Some Words that Should Die
As an author, it’s our job to make sure that our readers are fully engaged in our work. To make this happen, various elements come into play. The obvious ones are relatable and compelling characters and a well-paced plot line that holds interest, but these cannot be accomplished if we don’t have command of the language and keep our manuscript tight.
In my recent editing path, I came across some words that I think should die and made a note of them. They don’t carry their weight and nine times out of ten can be eliminated without a tear. I’ve provided examples for some. Of course, there is no rule that says the words below shouldn’t be used in a manuscript, but we would want to use them sparingly if at all.
Only – has its place but use for special emphasis.
Example: This is only the beginning.
Reason: In this case it’s implied that a lot is going to take place. It has an element of intrigue.

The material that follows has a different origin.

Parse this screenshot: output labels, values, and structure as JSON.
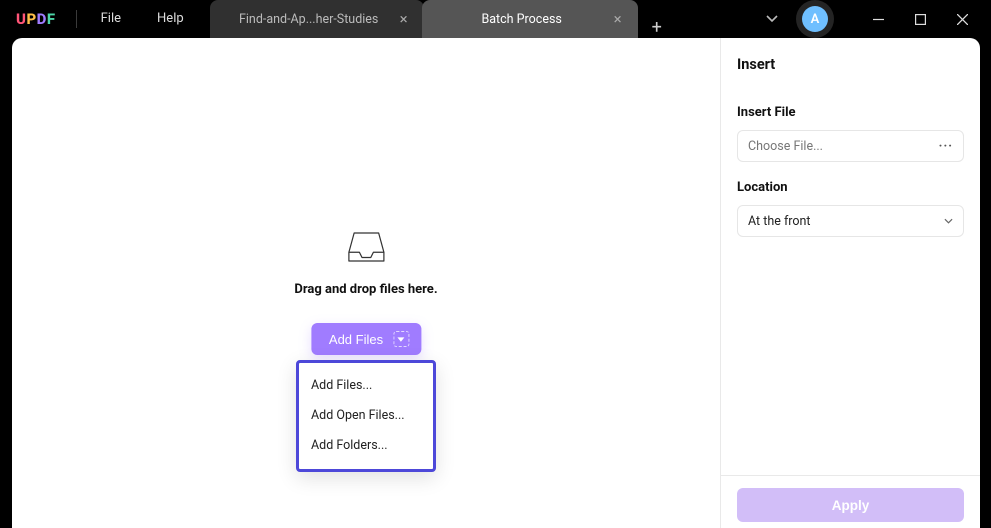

Poor example: The presentation was to commence at nine-thirty, leaving them only another thirty minutes.
Reason: The “another” covers “only”…not necessary.
Stronger: The presentation was to commence at nine-thirty, leaving them another thirty minutes.
Example: She started laughing.
Reason: Is she laughing or not?
Stronger: She laughed.
Example: The intensity of emotion in the courtroom seemed tangible.
Reason: Well, is it or isn’t it?
Stronger: The intensity of emotion in the courtroom was tangible.
Smirk / Grin
These words stand out in a manuscript. Smiled is more accepted and smack readers as much as the variations. (Similar to the advice you know about “he said” being stronger than “he stated”.)
Example: She let out a deep breath as though relieved to get this off her conscience.
Stronger: She let out a deep breath relieved to get this off her conscience.
Example: Business people still dressed in their suits with loosened or removed ties in need of a break were drawn in.
Reason: You can take the word “still” out and the sentence remains intact.
Stronger: Business people, needing a break, still dressed in their suits with loosened or removed ties, were drawn in.
Look / looked